__Brief__: All lines holding the string "true" should be copied from the data below.

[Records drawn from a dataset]
────────────────────────────────────────

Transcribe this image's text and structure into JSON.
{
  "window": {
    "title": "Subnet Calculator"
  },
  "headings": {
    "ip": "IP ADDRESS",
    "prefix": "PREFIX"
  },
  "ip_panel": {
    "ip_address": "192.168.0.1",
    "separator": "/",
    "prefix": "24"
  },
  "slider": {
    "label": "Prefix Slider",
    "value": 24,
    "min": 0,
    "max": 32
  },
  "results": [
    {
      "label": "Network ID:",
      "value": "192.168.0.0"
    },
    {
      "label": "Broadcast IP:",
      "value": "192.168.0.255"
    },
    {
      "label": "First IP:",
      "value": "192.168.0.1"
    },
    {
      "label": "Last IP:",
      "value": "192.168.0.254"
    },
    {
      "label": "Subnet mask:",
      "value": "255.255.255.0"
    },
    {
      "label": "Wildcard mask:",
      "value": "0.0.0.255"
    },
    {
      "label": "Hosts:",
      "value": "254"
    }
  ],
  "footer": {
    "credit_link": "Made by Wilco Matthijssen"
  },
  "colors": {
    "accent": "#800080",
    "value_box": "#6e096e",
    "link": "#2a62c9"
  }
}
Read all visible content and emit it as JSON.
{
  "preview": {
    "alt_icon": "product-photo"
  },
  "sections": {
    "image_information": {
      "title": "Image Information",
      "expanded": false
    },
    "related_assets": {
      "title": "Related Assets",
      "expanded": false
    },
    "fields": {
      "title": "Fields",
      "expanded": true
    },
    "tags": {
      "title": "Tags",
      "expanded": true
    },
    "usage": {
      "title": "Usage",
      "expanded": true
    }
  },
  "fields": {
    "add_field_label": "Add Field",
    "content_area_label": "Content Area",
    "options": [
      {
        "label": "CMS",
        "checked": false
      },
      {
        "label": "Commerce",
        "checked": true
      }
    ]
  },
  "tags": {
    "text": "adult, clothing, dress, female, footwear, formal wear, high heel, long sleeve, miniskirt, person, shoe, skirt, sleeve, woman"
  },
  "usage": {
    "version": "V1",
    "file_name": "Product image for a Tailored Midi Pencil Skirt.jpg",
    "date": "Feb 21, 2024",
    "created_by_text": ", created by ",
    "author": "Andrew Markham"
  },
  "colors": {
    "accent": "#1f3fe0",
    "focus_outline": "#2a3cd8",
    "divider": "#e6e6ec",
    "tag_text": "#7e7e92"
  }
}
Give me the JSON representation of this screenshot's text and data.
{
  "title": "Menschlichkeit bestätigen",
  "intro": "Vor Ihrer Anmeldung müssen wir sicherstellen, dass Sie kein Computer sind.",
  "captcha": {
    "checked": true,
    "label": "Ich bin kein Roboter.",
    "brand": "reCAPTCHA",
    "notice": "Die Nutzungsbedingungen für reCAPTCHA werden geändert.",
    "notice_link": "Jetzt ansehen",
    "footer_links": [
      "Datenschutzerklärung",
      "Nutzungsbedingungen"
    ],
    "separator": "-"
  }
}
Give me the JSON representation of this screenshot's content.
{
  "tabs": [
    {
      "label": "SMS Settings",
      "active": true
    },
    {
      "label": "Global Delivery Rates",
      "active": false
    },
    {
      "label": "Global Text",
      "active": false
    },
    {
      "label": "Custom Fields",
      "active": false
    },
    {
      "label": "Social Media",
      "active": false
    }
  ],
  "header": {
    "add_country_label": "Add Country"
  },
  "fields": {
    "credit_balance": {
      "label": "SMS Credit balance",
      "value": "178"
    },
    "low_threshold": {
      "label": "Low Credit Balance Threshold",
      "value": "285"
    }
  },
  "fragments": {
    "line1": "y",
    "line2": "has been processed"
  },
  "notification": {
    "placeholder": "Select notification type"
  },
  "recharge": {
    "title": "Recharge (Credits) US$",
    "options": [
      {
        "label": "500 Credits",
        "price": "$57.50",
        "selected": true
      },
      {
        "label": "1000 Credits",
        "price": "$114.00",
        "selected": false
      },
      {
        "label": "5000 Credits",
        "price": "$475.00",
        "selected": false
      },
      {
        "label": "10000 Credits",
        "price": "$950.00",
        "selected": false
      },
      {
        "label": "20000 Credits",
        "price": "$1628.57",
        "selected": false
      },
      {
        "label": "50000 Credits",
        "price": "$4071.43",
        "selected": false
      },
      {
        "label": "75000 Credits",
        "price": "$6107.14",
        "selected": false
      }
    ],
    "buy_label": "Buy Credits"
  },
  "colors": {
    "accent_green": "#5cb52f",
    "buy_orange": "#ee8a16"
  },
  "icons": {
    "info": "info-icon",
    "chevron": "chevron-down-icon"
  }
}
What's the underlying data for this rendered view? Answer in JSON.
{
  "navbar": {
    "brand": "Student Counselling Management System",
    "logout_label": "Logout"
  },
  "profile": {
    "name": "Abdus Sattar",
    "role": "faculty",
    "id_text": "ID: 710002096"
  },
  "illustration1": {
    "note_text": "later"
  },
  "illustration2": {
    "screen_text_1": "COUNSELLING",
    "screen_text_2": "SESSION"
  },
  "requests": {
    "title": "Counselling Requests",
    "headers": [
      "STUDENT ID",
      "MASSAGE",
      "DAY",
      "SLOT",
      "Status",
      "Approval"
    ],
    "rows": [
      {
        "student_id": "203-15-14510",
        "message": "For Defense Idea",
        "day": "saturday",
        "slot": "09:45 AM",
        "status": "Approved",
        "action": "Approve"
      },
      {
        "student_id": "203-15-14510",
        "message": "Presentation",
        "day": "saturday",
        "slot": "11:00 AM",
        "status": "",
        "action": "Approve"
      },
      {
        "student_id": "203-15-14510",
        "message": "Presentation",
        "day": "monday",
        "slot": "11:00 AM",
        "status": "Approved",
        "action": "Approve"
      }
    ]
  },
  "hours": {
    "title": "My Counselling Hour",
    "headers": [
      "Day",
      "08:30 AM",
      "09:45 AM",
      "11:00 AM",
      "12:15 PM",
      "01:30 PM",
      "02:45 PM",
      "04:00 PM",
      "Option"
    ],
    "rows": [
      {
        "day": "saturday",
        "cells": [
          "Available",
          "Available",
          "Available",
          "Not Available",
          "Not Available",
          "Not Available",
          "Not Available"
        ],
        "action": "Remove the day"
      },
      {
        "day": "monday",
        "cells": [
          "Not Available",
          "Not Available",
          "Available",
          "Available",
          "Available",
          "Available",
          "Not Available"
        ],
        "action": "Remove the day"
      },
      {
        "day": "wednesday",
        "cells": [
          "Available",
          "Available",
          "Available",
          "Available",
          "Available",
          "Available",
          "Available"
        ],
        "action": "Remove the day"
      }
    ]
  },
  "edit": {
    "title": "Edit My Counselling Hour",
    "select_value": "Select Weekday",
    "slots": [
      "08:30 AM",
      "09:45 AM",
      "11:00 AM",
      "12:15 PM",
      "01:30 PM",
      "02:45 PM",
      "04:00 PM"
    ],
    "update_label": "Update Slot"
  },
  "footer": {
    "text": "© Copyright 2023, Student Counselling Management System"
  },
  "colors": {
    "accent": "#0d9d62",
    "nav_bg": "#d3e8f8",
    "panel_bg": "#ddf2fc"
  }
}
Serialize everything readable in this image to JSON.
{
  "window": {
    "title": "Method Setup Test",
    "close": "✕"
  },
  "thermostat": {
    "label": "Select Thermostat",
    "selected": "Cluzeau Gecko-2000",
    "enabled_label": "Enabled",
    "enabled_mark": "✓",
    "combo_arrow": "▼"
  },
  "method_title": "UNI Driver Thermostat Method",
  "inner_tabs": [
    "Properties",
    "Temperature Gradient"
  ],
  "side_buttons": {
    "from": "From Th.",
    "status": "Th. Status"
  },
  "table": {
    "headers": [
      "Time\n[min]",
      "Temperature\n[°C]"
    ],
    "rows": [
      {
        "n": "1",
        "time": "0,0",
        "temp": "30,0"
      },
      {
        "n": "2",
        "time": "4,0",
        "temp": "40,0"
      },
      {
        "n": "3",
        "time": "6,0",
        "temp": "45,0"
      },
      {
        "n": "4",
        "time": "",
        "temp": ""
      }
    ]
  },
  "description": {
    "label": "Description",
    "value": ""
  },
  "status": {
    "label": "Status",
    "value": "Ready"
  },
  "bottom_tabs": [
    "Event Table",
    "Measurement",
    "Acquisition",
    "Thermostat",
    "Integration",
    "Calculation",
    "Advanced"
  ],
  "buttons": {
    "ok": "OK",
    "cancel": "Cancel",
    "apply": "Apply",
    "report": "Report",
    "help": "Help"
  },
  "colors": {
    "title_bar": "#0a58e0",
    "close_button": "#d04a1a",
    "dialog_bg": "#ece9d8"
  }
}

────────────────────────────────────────

__Response area__:
      "expanded": true
      "expanded": true
      "expanded": true
        "checked": true
    "checked": true,
      "active": true
        "selected": true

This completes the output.